Although political unrest has declined, Algeria suffers a couple of campaign bombings from time to time by a group calling itself Al-Qaeda in the Islamic Maghreb (AIQM).
Despite these political upheaval and violence in the 1990s, Algeria is known for its oil and gas reserves/finds globally which are the backbone of its economy.
However, poverty and unemployment among the youth remain widespread. Endemic government corruption and the mismanagement of public funds have been identified as the chronic source of popular dissatisfaction. Algeria is a key oil and gas supplier. According to OPEC, Algeria is the 17th largest oil reserves in the world and the second largest in Africa.
President: Abdelaziz Bouteflika
Official Language: Arabic
Population: 39.21 million (2013)
National Anthem: Kassaman
Media & Freedom of expression Landscape
Despite the lifting of the state of emergency in 2011 and the adoption of new laws on association, media and political parties, Algeria has made little progress in defending and promoting the fundamental human rights of Algerians. Authorities continue to crack down on media houses, human rights advocacy groups and opposition parties. This has led to the restriction, arbitrary arrest and persecution of journalists, union leaders and activists.
Security forces and armed groups continue to enjoy impunity for the atrocities they committed during the civil war in the 1990s.
The media (television and radio stations) is controlled by the government; critical issues such as security, foreign and economic policy, the state broadcast the official line and allow no dissident commentary or critical reporting.
The January 2011 Law on Information, eliminated prison sentences but raised fines for journalists who commit speech offenses. The law has also broadened restrictions on journalists by requiring them to respect vaguely worded concepts, such as national unity and identity, public order, and national economic interests.

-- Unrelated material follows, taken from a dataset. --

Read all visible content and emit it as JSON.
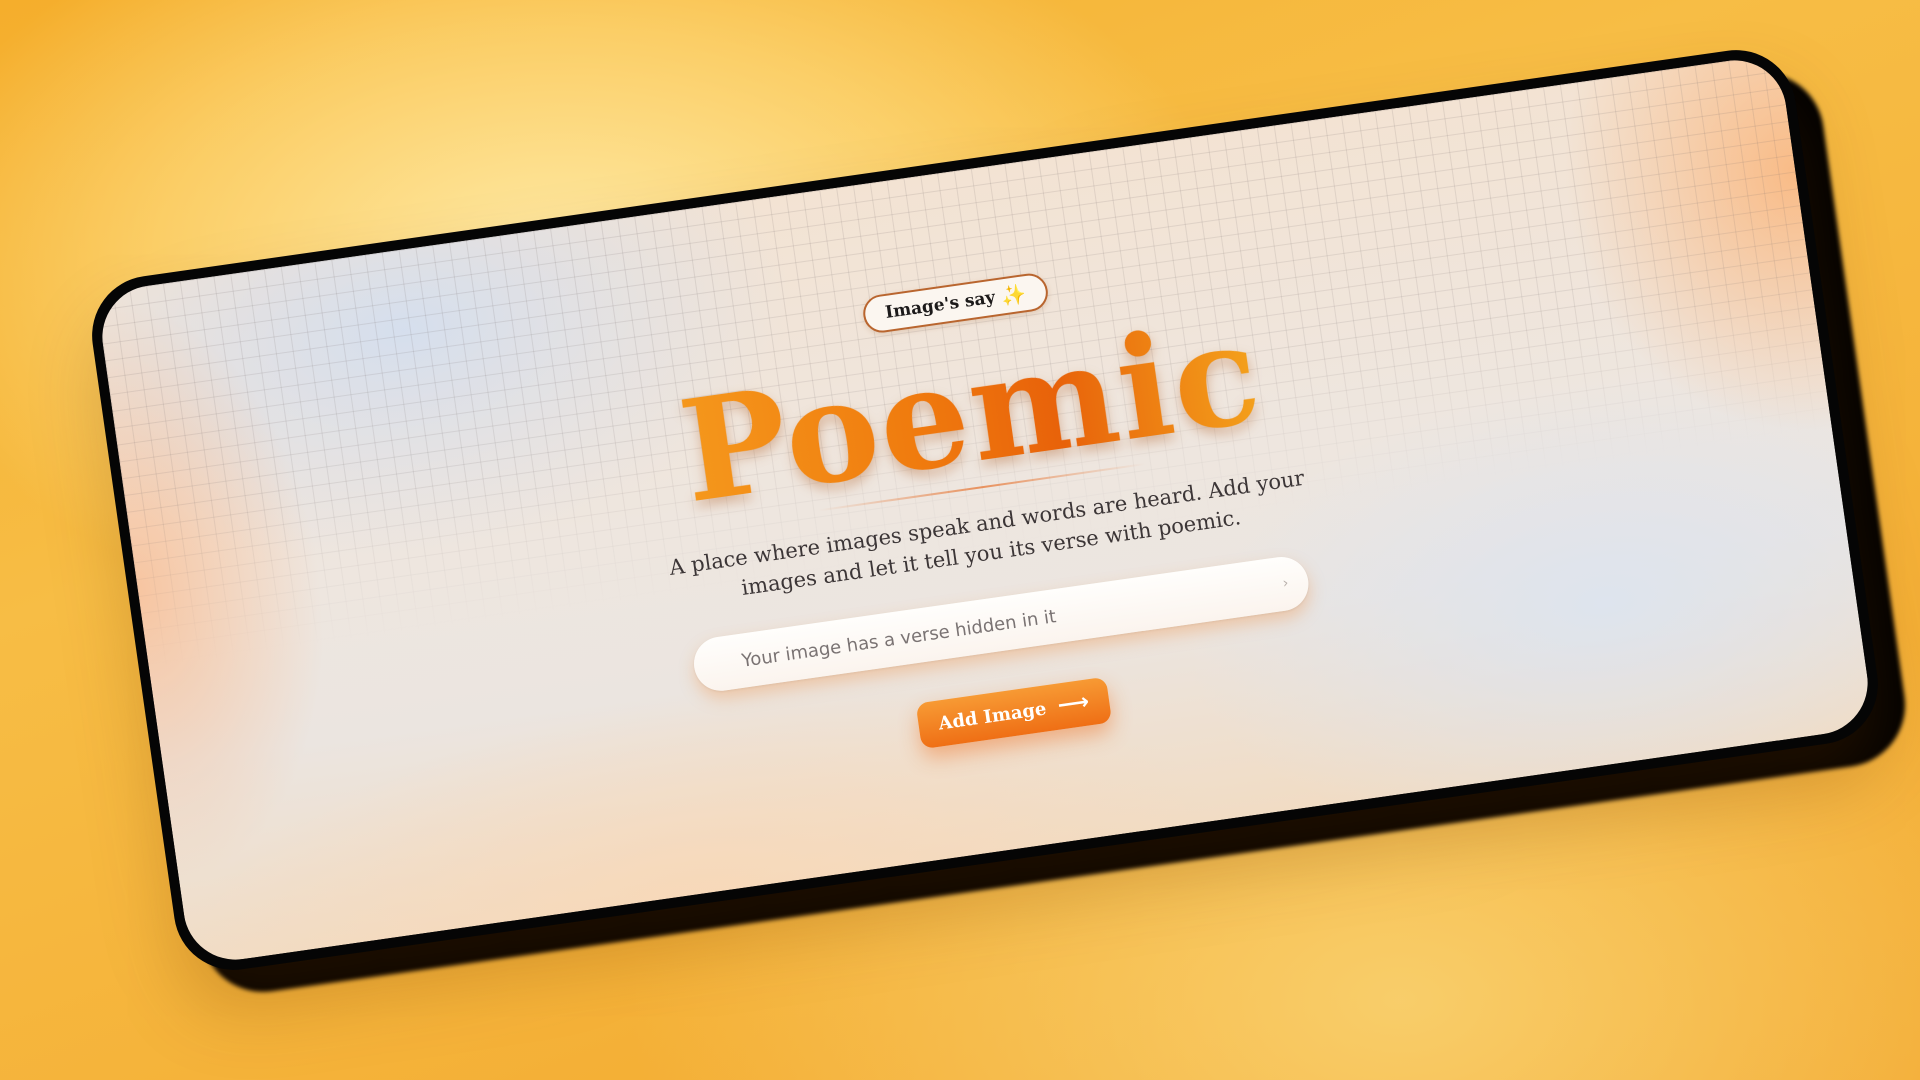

On May 19, the public prosecutor in Algiers charged Hisham Abboud, director and owner of the private newspaper Jaridati and its French edition Mon Journal, with sedition charges of compromising state security by publishing a story about President Abdelaziz Bouteflika’s health. The Telecommunications Ministry had banned the two newspapers from publishing a front page report on the deteriorating health of the president, based on French medical sources and sources close to Bouteflika. (Human Rights Watch World-report)
Despites the progress being made by far in this regard, journalists, press houses and media professionals continue to experience occasional attacks from the government and security officials in carrying out their work thereby limiting the enjoyment of this right as stated in the Article 19 of Universal Declaration of Human rights. This continuous restriction has led to journalists risking their lives in reporting critical national issues or practicing self-censorship in order to be safe.
Visit: Freedom House to read further.